Queen Henrietta Maria, wife of the ill fated Charles I, planted rare white lavender in her gardens at Wimbledon and huge bowls of dried lavender were placed throughout the palace to scent the air. Queen Victoria was a great fan of lavender water and also instructed that her linen cupboards should be polished with lavender oil.
During the Second World War, everyone who had a lavender bush in their garden was asked to give the flowers to the local medical unit, where their antiseptic properties were used to treat wounds and other conditions.
The essential oil, distilled from the flowers and leaves, has powerful healing and therapeutic powers and is extensively used in aromatherapy for its calming and tonic effects on such diverse conditions as insomnia, nausea, muscle cramps, headaches, travel sickness, sinus trouble, earache, eczema, ulcers, anxiety and rheumatism. Long before the vogue for aromatherapy, country medicine recognised these properties and used lavender in poultices, teas and waters to treat many ailments.
NB: Never use blooms that have been sprayed with insecticides. Gently shake the stems of flowers to dislodge any insects, before washing gently and drying carefully and thoroughly. Dry the flowers in kitchen paper immediately after washing to preserve the fragrance. Only a few flowers are necessary to impart their heady scent â€“ too many will give a bitter flavour to food. You can use fresh or dried lavender flowers â€“ use the same amount, as fresh lavender is actually stronger than dried.

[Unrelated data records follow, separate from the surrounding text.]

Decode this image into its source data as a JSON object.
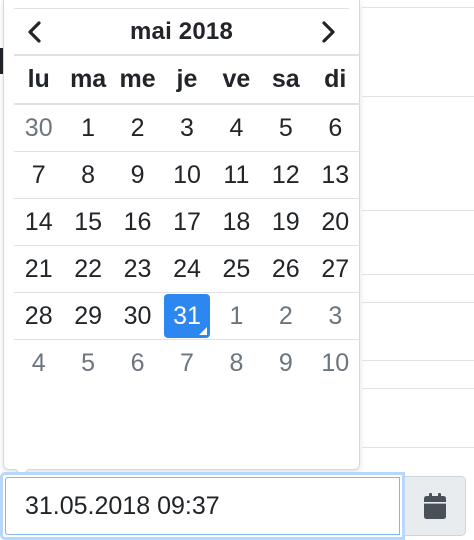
{
  "datepicker": {
    "month_label": "mai 2018",
    "prev_icon": "chevron-left-icon",
    "next_icon": "chevron-right-icon",
    "weekdays": [
      "lu",
      "ma",
      "me",
      "je",
      "ve",
      "sa",
      "di"
    ],
    "weeks": [
      [
        {
          "d": "30",
          "muted": true
        },
        {
          "d": "1"
        },
        {
          "d": "2"
        },
        {
          "d": "3"
        },
        {
          "d": "4"
        },
        {
          "d": "5"
        },
        {
          "d": "6"
        }
      ],
      [
        {
          "d": "7"
        },
        {
          "d": "8"
        },
        {
          "d": "9"
        },
        {
          "d": "10"
        },
        {
          "d": "11"
        },
        {
          "d": "12"
        },
        {
          "d": "13"
        }
      ],
      [
        {
          "d": "14"
        },
        {
          "d": "15"
        },
        {
          "d": "16"
        },
        {
          "d": "17"
        },
        {
          "d": "18"
        },
        {
          "d": "19"
        },
        {
          "d": "20"
        }
      ],
      [
        {
          "d": "21"
        },
        {
          "d": "22"
        },
        {
          "d": "23"
        },
        {
          "d": "24"
        },
        {
          "d": "25"
        },
        {
          "d": "26"
        },
        {
          "d": "27"
        }
      ],
      [
        {
          "d": "28"
        },
        {
          "d": "29"
        },
        {
          "d": "30"
        },
        {
          "d": "31",
          "active": true
        },
        {
          "d": "1",
          "muted": true
        },
        {
          "d": "2",
          "muted": true
        },
        {
          "d": "3",
          "muted": true
        }
      ],
      [
        {
          "d": "4",
          "muted": true
        },
        {
          "d": "5",
          "muted": true
        },
        {
          "d": "6",
          "muted": true
        },
        {
          "d": "7",
          "muted": true
        },
        {
          "d": "8",
          "muted": true
        },
        {
          "d": "9",
          "muted": true
        },
        {
          "d": "10",
          "muted": true
        }
      ]
    ],
    "active_color": "#2d87f0",
    "muted_color": "#6c757d"
  },
  "input": {
    "value": "31.05.2018 09:37"
  },
  "calendar_button": {
    "icon": "calendar-icon"
  }
}
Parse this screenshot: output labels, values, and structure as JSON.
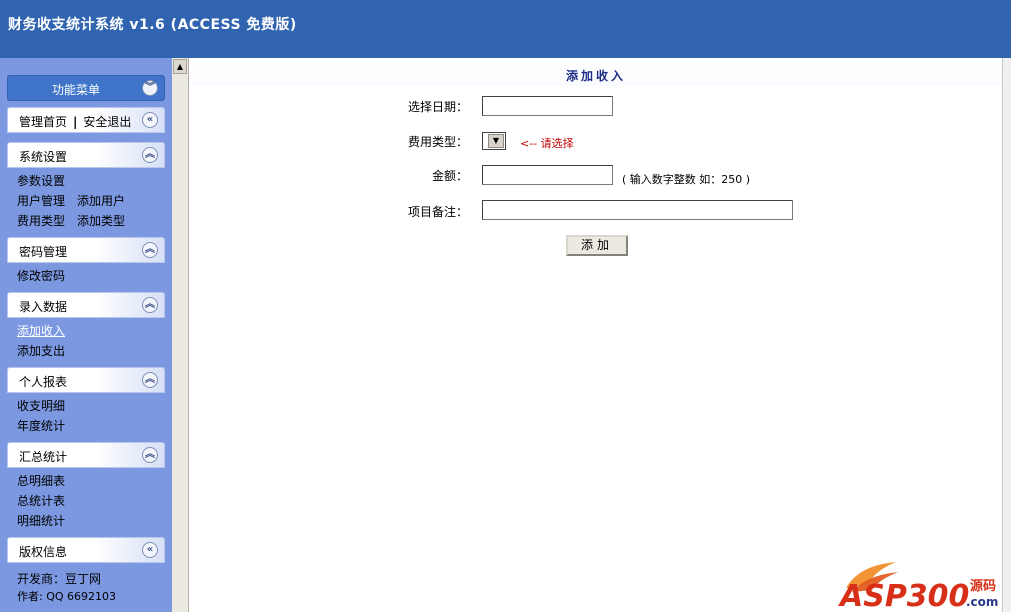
{
  "header": {
    "title": "财务收支统计系统 v1.6 (ACCESS 免费版)"
  },
  "sidebar": {
    "menu_title": "功能菜单",
    "top_links": {
      "home": "管理首页",
      "sep": "|",
      "logout": "安全退出"
    },
    "sections": [
      {
        "title": "系统设置",
        "rows": [
          [
            "参数设置"
          ],
          [
            "用户管理",
            "添加用户"
          ],
          [
            "费用类型",
            "添加类型"
          ]
        ]
      },
      {
        "title": "密码管理",
        "rows": [
          [
            "修改密码"
          ]
        ]
      },
      {
        "title": "录入数据",
        "rows": [
          [
            "添加收入"
          ],
          [
            "添加支出"
          ]
        ]
      },
      {
        "title": "个人报表",
        "rows": [
          [
            "收支明细"
          ],
          [
            "年度统计"
          ]
        ]
      },
      {
        "title": "汇总统计",
        "rows": [
          [
            "总明细表"
          ],
          [
            "总统计表"
          ],
          [
            "明细统计"
          ]
        ]
      },
      {
        "title": "版权信息",
        "rows": [
          [
            "开发商：豆丁网"
          ],
          [
            "作者: QQ 6692103"
          ]
        ]
      }
    ]
  },
  "form": {
    "title": "添加收入",
    "date_label": "选择日期：",
    "date_value": "",
    "type_label": "费用类型：",
    "type_hint": "<-- 请选择",
    "amount_label": "金额：",
    "amount_value": "",
    "amount_hint": "( 输入数字整数  如：250 )",
    "note_label": "项目备注：",
    "note_value": "",
    "submit_label": "添加"
  },
  "watermark": {
    "text": "ASP300",
    "sub": "源码",
    "domain": ".com"
  },
  "colors": {
    "header": "#3064b0",
    "sidebar": "#7b98e0",
    "title": "#1c2c86",
    "hint": "#c00000"
  }
}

Lavender cordial is a pleasantly refreshing, lightly scented drink, ideal on a hot summerâ€™s day, diluted with sparkling mineral water

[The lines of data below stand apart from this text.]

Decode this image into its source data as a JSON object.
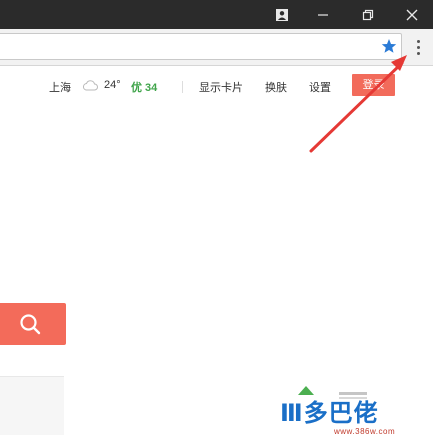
{
  "topnav": {
    "city": "上海",
    "temperature": "24°",
    "air_quality": "优 34",
    "show_card": "显示卡片",
    "skin": "换肤",
    "settings": "设置",
    "login": "登录"
  },
  "watermark": {
    "logo": "Ⅲ多巴佬",
    "url": "www.386w.com"
  },
  "colors": {
    "accent": "#f26b5b",
    "air_quality": "#3fa44a",
    "star": "#2b7bd6",
    "arrow": "#e53935"
  }
}
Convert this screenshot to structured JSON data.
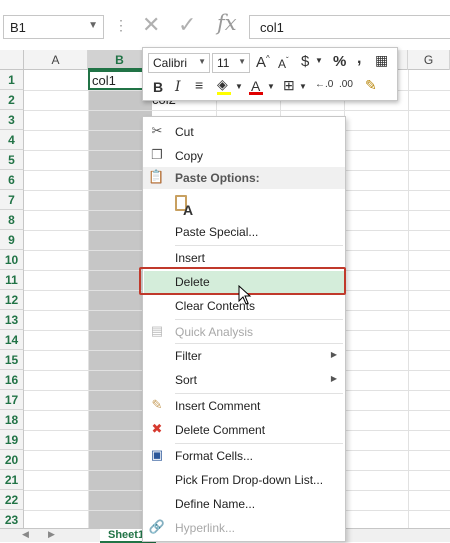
{
  "formula_bar": {
    "name_box": "B1",
    "cancel_icon": "cancel-icon",
    "enter_icon": "enter-icon",
    "fx_label": "fx",
    "formula_value": "col1"
  },
  "grid": {
    "columns": [
      "A",
      "B",
      "C",
      "D",
      "E",
      "F",
      "G"
    ],
    "rows": [
      "1",
      "2",
      "3",
      "4",
      "5",
      "6",
      "7",
      "8",
      "9",
      "10",
      "11",
      "12",
      "13",
      "14",
      "15",
      "16",
      "17",
      "18",
      "19",
      "20",
      "21",
      "22",
      "23"
    ],
    "cell_b1": "col1",
    "cell_c2": "col2",
    "selected_column": "B",
    "accent": "#217346"
  },
  "mini_toolbar": {
    "font_name": "Calibri",
    "font_size": "11",
    "grow_font": "A",
    "shrink_font": "A",
    "currency": "$",
    "percent": "%",
    "comma": ",",
    "bold": "B",
    "italic": "I",
    "font_color": "A"
  },
  "context_menu": {
    "cut": "Cut",
    "copy": "Copy",
    "paste_options": "Paste Options:",
    "paste_special": "Paste Special...",
    "insert": "Insert",
    "delete": "Delete",
    "clear_contents": "Clear Contents",
    "quick_analysis": "Quick Analysis",
    "filter": "Filter",
    "sort": "Sort",
    "insert_comment": "Insert Comment",
    "delete_comment": "Delete Comment",
    "format_cells": "Format Cells...",
    "pick_from_list": "Pick From Drop-down List...",
    "define_name": "Define Name...",
    "hyperlink": "Hyperlink..."
  },
  "sheet_tab": "Sheet1",
  "colors": {
    "highlight_border": "#c0392b",
    "highlight_fill": "#d4edda",
    "selection_gray": "#c6c6c6"
  }
}
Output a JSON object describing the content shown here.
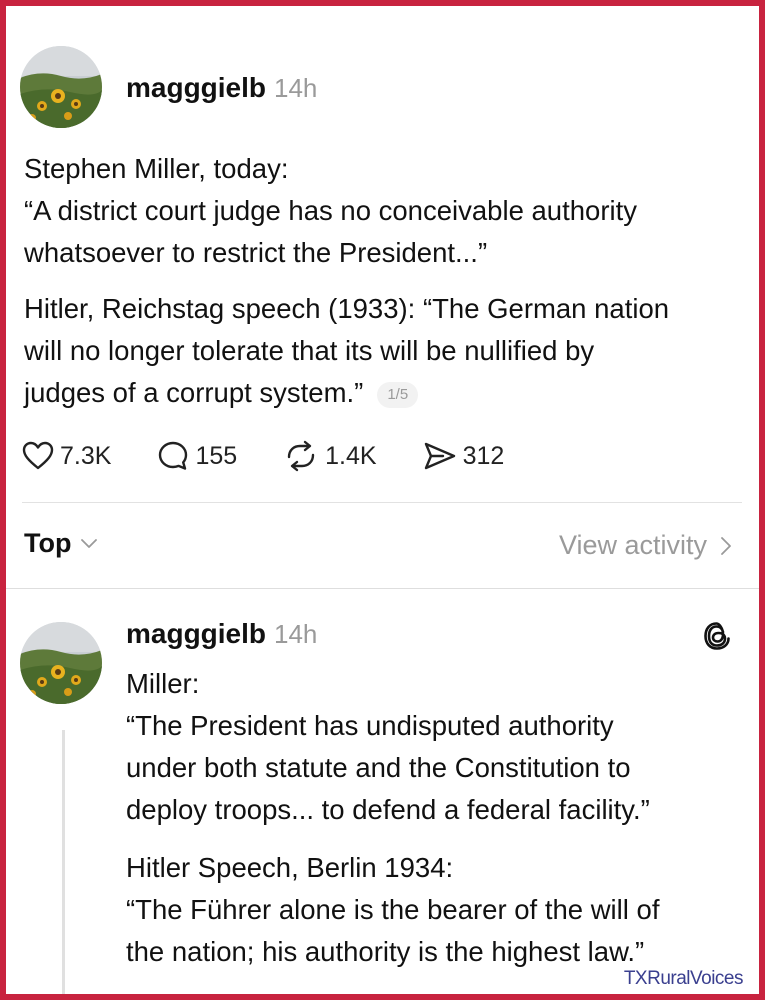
{
  "post1": {
    "username": "magggielb",
    "time": "14h",
    "lines": [
      "Stephen Miller, today:",
      "“A district court judge has no conceivable authority",
      "whatsoever to restrict the President...”"
    ],
    "lines2": [
      "Hitler, Reichstag speech (1933): “The German nation",
      "will no longer tolerate that its will be nullified by",
      "judges of a corrupt system.”"
    ],
    "counter": "1/5",
    "likes": "7.3K",
    "comments": "155",
    "reposts": "1.4K",
    "shares": "312"
  },
  "sort": {
    "label": "Top",
    "view_activity": "View activity"
  },
  "post2": {
    "username": "magggielb",
    "time": "14h",
    "lines": [
      "Miller:",
      "“The President has undisputed authority",
      "under both statute and the Constitution to",
      "deploy troops... to defend a federal facility.”"
    ],
    "lines2": [
      "Hitler Speech, Berlin 1934:",
      "“The Führer alone is the bearer of the will of",
      "the nation; his authority is the highest law.”"
    ]
  },
  "watermark": "TXRuralVoices",
  "colors": {
    "frame": "#c8233f",
    "muted": "#9a9a9a",
    "watermark": "#3a3f8f"
  },
  "icons": [
    "heart-icon",
    "comment-icon",
    "repost-icon",
    "share-icon",
    "chevron-down-icon",
    "chevron-right-icon",
    "threads-logo-icon"
  ]
}
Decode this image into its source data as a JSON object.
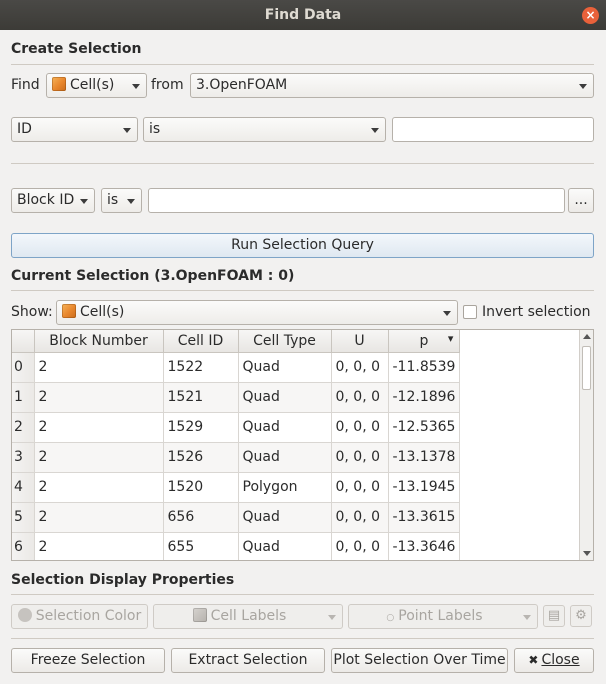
{
  "window": {
    "title": "Find Data",
    "close_glyph": "×"
  },
  "create_selection": {
    "title": "Create Selection",
    "find_label": "Find",
    "find_value": "Cell(s)",
    "from_label": "from",
    "from_value": "3.OpenFOAM",
    "query1": {
      "field": "ID",
      "op": "is",
      "value": ""
    },
    "query2": {
      "field": "Block ID",
      "op": "is",
      "value": "",
      "more_label": "..."
    },
    "run_label": "Run Selection Query"
  },
  "current_selection": {
    "title": "Current Selection (3.OpenFOAM : 0)",
    "show_label": "Show:",
    "show_value": "Cell(s)",
    "invert_label": "Invert selection",
    "columns": [
      "Block Number",
      "Cell ID",
      "Cell Type",
      "U",
      "p"
    ],
    "sort_indicator": "▾",
    "rows": [
      {
        "idx": "0",
        "block": "2",
        "cell_id": "1522",
        "type": "Quad",
        "u": "0, 0, 0",
        "p": "-11.8539"
      },
      {
        "idx": "1",
        "block": "2",
        "cell_id": "1521",
        "type": "Quad",
        "u": "0, 0, 0",
        "p": "-12.1896"
      },
      {
        "idx": "2",
        "block": "2",
        "cell_id": "1529",
        "type": "Quad",
        "u": "0, 0, 0",
        "p": "-12.5365"
      },
      {
        "idx": "3",
        "block": "2",
        "cell_id": "1526",
        "type": "Quad",
        "u": "0, 0, 0",
        "p": "-13.1378"
      },
      {
        "idx": "4",
        "block": "2",
        "cell_id": "1520",
        "type": "Polygon",
        "u": "0, 0, 0",
        "p": "-13.1945"
      },
      {
        "idx": "5",
        "block": "2",
        "cell_id": "656",
        "type": "Quad",
        "u": "0, 0, 0",
        "p": "-13.3615"
      },
      {
        "idx": "6",
        "block": "2",
        "cell_id": "655",
        "type": "Quad",
        "u": "0, 0, 0",
        "p": "-13.3646"
      }
    ]
  },
  "display_props": {
    "title": "Selection Display Properties",
    "color_label": "Selection Color",
    "cell_labels": "Cell Labels",
    "point_labels": "Point Labels"
  },
  "footer": {
    "freeze": "Freeze Selection",
    "extract": "Extract Selection",
    "plot": "Plot Selection Over Time",
    "close": "Close",
    "close_glyph": "✖"
  }
}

50 lavender flowers
300 ml/10 fl oz water
110 g/4 oz Golden Caster sugar
Put the water and sugar into a pan and heat gently until the sugar has dissolved completely. Add the lavender flowers and bring to the boil. Remove from the heat; cover the pan and leave to infuse for 30-45 minutes. Strain the liquid into a pan and reheat, stirring all the time, until the mixture is syrupy. Cool completely. Pour into sterilised bottles, seal tightly and leave to cool. Store in the â€˜fridge’.
110 g/4 oz butter
50 g/2 oz Golden Caster sugar
150 g/5 oz plain flour
1 teaspoon lavender flowers, lightly crushed
Cream the butter and sugar until soft, then stir in the dry ingredients until the mixture forms coarse crumbs. Press the mixture into a buttered 20cm/8 inch round flan tin and prick all over with a fork. Mark into triangles and bake for 30-40 minutes Gas3/160C/325F. Remove from the oven and cool in the tin. Remove when cold and break into pieces.